Chaudiere Books Launch at the Ottawa International Writers Festival

Chaudiere Books Launch at the Ottawa International Writers Festival

Hosted by rob mclennan
Ottawa International Writers Festival

Monday October 27, 8pm
Free event
Fox and Feather, 2nd Floor • 283 Elgin St.

For further information on this event, and other events in this year's Ottawa International Writers Festival, click here:
      
Ottawa’s Chaudiere Books was recently relaunched by rob mclennan and new co-publisherChristine McNair, and the Writers Festival is proud to be launching their 2014 poetry titles.

A riotous assemblage of long poems focusing on the crazy years of 1920s Montparnasse—a melting pot of artists and poets. Amanda Earl’s Kiki plays with language and form, taking the familiar first-person format of journaling to streams of language to snippets of visual imagery to present the wildness of those years, focusing on the persona of Kiki de Montparnasse, a maverick who—much like the poems presented here—cut across intellectual and artistic boundaries. Sexy and smart. Read more...  

An incisive and playful first book exploring language and space, Singular Plurals presents us with fictive—often surreal—images encapsulated in text that is layered in meaning, playful with language and polyphonous in tone. The poems explore the irregular spaces and tangential lines that separate and connect us, sometimes by gazing from a great distance, then zooming in for the close-up shot. Roland Prevost is a winner of Bywords’ John Newlove Poetry Award and a self-described “explorer of here/now’s edge.” Singular Plurals is his first full-length book of poetry.  

Garden is a cycling and recycling meditation on the garden, its edges and ecologies, throughout an entire calendar year. Award-winning poet and under-performing gardener Monty Reidexplores and reinvigorates the possibilities of poetic meditation over twelve full months of his home garden in Ottawa’s east end.

Monday, October 27, 2014 at 8:00 pm
Doors Open 7:30 pm


review by IndieReaderGirl0329

Kiki

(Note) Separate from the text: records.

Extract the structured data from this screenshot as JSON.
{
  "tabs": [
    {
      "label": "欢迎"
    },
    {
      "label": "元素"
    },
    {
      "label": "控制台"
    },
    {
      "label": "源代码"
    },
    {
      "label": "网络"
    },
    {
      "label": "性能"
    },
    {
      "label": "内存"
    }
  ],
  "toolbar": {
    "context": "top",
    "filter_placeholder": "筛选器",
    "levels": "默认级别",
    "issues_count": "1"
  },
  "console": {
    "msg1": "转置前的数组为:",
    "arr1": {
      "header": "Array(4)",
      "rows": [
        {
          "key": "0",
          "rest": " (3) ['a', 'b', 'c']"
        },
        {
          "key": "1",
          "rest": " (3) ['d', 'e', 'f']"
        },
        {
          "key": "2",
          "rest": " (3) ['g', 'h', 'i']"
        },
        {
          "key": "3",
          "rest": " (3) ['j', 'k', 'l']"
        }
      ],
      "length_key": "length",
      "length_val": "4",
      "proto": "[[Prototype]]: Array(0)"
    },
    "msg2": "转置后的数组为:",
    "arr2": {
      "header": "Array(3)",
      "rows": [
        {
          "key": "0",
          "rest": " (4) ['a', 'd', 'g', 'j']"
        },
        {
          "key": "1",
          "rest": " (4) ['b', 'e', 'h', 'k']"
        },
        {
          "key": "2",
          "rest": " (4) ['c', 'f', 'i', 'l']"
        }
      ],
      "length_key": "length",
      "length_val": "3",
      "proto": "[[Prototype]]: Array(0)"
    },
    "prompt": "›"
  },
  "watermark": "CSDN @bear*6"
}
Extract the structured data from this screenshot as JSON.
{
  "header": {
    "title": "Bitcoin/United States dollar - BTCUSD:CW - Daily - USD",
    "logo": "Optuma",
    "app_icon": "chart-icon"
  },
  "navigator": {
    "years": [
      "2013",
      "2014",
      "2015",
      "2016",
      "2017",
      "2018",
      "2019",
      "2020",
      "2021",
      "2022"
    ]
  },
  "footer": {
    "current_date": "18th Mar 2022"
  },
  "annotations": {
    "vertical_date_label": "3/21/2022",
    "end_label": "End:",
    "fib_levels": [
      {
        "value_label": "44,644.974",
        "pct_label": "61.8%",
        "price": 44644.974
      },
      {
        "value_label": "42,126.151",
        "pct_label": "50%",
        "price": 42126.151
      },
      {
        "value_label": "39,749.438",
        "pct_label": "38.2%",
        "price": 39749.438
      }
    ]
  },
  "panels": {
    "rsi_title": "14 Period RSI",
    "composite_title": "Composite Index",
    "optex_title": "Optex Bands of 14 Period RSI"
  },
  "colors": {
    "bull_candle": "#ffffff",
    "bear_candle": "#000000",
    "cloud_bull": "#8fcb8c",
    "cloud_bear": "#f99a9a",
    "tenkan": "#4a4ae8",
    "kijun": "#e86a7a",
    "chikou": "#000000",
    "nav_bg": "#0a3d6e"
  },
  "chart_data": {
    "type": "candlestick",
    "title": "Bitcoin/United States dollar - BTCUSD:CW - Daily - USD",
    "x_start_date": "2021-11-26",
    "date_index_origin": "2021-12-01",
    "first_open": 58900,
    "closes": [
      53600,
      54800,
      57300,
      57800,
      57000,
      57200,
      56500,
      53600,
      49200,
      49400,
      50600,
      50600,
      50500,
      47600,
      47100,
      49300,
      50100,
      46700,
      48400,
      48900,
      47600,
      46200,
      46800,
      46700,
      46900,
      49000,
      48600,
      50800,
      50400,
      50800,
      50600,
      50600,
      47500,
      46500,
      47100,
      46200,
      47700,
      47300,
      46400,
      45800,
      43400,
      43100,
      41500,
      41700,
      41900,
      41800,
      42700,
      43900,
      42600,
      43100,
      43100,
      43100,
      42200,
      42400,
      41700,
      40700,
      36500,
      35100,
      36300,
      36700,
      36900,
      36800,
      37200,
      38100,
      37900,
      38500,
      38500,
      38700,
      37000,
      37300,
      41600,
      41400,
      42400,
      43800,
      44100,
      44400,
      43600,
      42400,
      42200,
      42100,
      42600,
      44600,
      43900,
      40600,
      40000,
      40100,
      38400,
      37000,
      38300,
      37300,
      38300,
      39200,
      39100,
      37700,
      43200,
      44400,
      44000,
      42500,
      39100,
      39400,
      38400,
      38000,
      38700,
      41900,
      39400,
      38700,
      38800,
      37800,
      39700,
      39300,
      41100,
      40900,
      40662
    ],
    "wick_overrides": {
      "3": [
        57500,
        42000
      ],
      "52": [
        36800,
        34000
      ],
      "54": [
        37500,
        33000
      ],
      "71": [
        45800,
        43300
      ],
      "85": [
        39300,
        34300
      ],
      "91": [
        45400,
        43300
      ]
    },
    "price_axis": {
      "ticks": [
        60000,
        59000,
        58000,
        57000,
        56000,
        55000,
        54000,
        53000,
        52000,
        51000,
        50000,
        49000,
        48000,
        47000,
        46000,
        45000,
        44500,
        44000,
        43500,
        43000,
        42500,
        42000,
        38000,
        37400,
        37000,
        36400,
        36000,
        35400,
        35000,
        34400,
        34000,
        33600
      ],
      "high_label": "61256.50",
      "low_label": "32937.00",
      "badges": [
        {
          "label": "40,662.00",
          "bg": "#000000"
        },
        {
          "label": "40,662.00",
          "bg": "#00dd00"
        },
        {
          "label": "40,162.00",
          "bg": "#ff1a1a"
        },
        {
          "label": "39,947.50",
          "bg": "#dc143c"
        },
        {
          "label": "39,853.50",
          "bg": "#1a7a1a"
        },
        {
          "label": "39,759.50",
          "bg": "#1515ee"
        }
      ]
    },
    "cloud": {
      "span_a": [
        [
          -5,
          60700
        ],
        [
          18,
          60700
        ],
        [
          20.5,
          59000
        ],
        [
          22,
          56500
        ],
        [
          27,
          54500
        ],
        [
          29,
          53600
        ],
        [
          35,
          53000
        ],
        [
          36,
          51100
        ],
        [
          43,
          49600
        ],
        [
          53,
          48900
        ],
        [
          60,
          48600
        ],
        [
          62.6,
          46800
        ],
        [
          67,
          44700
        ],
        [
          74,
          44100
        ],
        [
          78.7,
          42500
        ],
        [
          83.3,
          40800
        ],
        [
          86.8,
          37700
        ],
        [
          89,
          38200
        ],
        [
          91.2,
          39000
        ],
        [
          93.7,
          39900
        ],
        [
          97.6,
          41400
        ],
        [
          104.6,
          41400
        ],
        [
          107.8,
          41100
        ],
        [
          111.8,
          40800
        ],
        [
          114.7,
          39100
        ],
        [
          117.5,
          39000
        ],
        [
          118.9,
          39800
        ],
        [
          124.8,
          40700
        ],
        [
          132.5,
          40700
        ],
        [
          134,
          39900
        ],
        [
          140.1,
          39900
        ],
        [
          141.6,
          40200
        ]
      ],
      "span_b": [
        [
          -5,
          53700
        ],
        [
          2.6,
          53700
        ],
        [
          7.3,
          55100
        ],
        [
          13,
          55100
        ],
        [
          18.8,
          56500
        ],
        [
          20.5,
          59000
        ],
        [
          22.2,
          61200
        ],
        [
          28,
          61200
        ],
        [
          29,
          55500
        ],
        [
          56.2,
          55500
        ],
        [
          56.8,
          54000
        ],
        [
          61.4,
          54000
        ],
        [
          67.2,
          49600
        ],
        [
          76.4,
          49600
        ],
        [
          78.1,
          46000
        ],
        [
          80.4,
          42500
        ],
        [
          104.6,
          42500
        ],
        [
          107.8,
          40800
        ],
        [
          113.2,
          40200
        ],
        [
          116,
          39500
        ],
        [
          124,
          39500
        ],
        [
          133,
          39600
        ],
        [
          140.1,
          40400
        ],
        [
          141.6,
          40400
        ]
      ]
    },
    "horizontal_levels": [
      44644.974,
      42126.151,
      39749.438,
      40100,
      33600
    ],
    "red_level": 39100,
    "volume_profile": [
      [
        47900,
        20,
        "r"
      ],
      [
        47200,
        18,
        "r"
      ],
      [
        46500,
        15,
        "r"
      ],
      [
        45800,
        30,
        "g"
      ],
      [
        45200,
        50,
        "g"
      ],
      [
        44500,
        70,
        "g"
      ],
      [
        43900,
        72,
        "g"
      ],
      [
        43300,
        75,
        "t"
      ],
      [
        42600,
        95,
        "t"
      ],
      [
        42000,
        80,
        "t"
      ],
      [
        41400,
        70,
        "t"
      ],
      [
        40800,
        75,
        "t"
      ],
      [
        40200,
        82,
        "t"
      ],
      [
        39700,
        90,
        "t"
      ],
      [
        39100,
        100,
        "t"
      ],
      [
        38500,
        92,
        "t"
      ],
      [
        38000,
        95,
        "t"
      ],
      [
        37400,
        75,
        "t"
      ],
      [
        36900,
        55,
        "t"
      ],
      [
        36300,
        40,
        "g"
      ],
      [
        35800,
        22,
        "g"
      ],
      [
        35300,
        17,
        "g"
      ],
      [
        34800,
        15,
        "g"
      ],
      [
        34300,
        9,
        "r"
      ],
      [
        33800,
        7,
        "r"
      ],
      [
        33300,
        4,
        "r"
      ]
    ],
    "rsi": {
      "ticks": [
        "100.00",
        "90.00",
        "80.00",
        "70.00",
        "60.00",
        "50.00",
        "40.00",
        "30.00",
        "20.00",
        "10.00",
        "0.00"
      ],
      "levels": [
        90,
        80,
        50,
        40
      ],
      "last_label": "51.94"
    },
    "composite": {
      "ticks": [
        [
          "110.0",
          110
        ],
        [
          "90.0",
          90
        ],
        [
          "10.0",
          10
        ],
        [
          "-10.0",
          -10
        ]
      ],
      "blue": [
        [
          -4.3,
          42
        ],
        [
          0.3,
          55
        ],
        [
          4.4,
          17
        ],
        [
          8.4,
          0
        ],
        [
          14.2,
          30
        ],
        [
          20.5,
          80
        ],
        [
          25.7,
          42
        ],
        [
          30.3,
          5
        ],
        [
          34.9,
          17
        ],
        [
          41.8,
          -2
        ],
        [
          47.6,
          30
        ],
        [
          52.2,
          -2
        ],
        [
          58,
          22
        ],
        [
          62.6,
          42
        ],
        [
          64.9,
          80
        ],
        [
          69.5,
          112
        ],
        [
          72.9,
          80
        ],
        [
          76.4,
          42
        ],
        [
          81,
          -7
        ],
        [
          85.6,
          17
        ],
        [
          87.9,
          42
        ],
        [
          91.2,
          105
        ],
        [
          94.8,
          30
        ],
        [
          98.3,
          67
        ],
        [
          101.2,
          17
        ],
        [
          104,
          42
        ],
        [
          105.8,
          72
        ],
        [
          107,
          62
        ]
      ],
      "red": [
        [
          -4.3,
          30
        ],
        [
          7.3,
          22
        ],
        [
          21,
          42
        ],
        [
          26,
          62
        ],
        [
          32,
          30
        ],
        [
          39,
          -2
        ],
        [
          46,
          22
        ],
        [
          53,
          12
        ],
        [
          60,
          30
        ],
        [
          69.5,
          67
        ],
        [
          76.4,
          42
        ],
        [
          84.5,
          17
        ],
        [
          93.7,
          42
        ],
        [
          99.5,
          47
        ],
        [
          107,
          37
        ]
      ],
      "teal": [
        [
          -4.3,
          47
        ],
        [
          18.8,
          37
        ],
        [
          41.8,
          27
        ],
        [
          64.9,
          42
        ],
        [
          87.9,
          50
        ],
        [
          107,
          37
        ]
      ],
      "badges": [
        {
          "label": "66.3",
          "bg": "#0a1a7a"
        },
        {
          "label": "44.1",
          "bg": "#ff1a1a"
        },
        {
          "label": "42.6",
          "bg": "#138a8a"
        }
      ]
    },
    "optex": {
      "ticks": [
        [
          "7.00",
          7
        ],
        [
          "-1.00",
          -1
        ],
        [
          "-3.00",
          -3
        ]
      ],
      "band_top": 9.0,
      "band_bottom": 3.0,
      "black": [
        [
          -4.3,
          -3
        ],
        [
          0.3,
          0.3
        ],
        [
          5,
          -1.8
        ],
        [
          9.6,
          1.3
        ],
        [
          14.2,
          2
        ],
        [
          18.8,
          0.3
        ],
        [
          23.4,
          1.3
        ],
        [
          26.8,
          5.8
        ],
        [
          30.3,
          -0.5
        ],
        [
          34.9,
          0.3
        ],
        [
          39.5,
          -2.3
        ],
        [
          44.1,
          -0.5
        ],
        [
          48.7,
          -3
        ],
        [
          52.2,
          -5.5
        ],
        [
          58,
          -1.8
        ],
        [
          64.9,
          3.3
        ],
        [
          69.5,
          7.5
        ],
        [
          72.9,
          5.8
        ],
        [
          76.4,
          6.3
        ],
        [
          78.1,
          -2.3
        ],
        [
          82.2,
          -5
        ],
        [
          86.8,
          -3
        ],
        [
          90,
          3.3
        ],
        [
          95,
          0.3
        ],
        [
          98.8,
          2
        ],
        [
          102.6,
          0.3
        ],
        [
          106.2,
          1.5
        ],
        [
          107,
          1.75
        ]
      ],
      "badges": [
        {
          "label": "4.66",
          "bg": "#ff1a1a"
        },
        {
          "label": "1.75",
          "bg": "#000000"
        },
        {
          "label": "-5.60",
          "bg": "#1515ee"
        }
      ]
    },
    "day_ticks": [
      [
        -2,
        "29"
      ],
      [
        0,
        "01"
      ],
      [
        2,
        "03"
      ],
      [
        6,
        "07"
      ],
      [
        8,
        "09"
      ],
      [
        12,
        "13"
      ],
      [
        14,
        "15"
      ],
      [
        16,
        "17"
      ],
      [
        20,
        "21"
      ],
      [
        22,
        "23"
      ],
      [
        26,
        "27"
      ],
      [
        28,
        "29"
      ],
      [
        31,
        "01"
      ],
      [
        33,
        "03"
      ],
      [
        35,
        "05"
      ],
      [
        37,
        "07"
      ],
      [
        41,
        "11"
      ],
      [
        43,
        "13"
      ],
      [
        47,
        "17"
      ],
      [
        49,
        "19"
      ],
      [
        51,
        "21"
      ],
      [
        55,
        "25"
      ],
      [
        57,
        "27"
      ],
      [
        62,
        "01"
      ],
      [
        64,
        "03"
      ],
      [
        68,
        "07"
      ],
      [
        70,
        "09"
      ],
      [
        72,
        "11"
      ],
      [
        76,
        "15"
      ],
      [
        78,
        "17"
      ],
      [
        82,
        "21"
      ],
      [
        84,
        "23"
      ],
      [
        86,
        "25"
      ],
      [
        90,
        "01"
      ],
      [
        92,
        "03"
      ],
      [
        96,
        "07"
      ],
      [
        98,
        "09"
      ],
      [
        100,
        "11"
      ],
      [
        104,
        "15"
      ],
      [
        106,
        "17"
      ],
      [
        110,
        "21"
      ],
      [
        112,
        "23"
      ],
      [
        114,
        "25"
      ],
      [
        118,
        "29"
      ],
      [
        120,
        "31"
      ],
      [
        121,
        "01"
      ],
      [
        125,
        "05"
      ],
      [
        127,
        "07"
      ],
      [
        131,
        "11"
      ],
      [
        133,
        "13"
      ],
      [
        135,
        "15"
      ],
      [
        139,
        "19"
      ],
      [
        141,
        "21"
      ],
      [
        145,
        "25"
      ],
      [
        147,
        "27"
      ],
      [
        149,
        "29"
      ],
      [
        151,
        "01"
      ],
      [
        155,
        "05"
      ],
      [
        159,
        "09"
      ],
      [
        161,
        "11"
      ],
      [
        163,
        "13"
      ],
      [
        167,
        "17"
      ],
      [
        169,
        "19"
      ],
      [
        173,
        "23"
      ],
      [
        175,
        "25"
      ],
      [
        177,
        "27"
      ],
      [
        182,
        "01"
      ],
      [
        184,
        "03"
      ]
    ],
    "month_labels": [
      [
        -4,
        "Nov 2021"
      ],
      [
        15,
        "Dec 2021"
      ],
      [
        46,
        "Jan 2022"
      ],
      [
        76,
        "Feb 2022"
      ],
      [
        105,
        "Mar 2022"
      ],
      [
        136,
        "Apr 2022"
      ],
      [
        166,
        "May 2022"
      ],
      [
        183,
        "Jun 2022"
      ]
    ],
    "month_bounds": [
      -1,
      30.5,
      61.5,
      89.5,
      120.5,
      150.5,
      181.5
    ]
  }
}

By: Amanda Earl

Released: October 1st by Chaudiere Press

Length: 130 Pages

Genre: Poetry

Rating: Four Stars

Acquired: via publisher

 

I  am a window made of paper,

a fragile silhouette that goes up in flames

with the merest touch of light.

-untitled from “Alice”

Kiki is based on Kiki de Montparnasse, born as Alice Ernestine Prin. A woman of many talents and surrealist photographer Man Ray’s mistress, Kiki tells her life in parts. Divided up in four sections, the collection begins with “Alice” with rather short, untitled poems about Alice becoming Kiki; the marvelous nights spent drinking, dancing, performing; her sexual awakening and awareness. It is perhaps one of my favorite sections of the collection. The next part titled “Tales of Montparnasse” is one long poem about just that. Fitzgerald and Hemingway make an appearance, of course, as do many others. I didn’t find myself connecting to this one as much. The third section is entitled Opium (After Cocteau). The shortest long poem in the collection, it is by far my favorite in the entire collection. It is about opium use, but there is a beautiful juxtaposition that takes place within the poem that made me instantly fall in love with it.

I remove my mask.

I lie prone on the ground,

a flower’s stem impaled in my chest.

There is something in those two lines is slightly disturbing, but when I picture the flower’s stem, I can’t help but think about the rest of the flower. The whole poem has very strong imagery that challenges each of your senses. It’s the one section not to be missed. The most unique section, and the last, is a call and response to William S. Burroughs’s Naked Lunch with Kiki as the speaker. The most interesting section by far, I read it very quickly, compelled to keep reading. The responses were very fascinating, and passages chosen from the novel.

Overall, I really enjoyed this collection. It was very sensual, explicit with curse words in “Alice”, with imagery that both challenges the senses and brings a reality to the life of Kiki. I think she would be proud of this piece of work.


Kiki is kinky; Kiki by Amanda Earl Book Review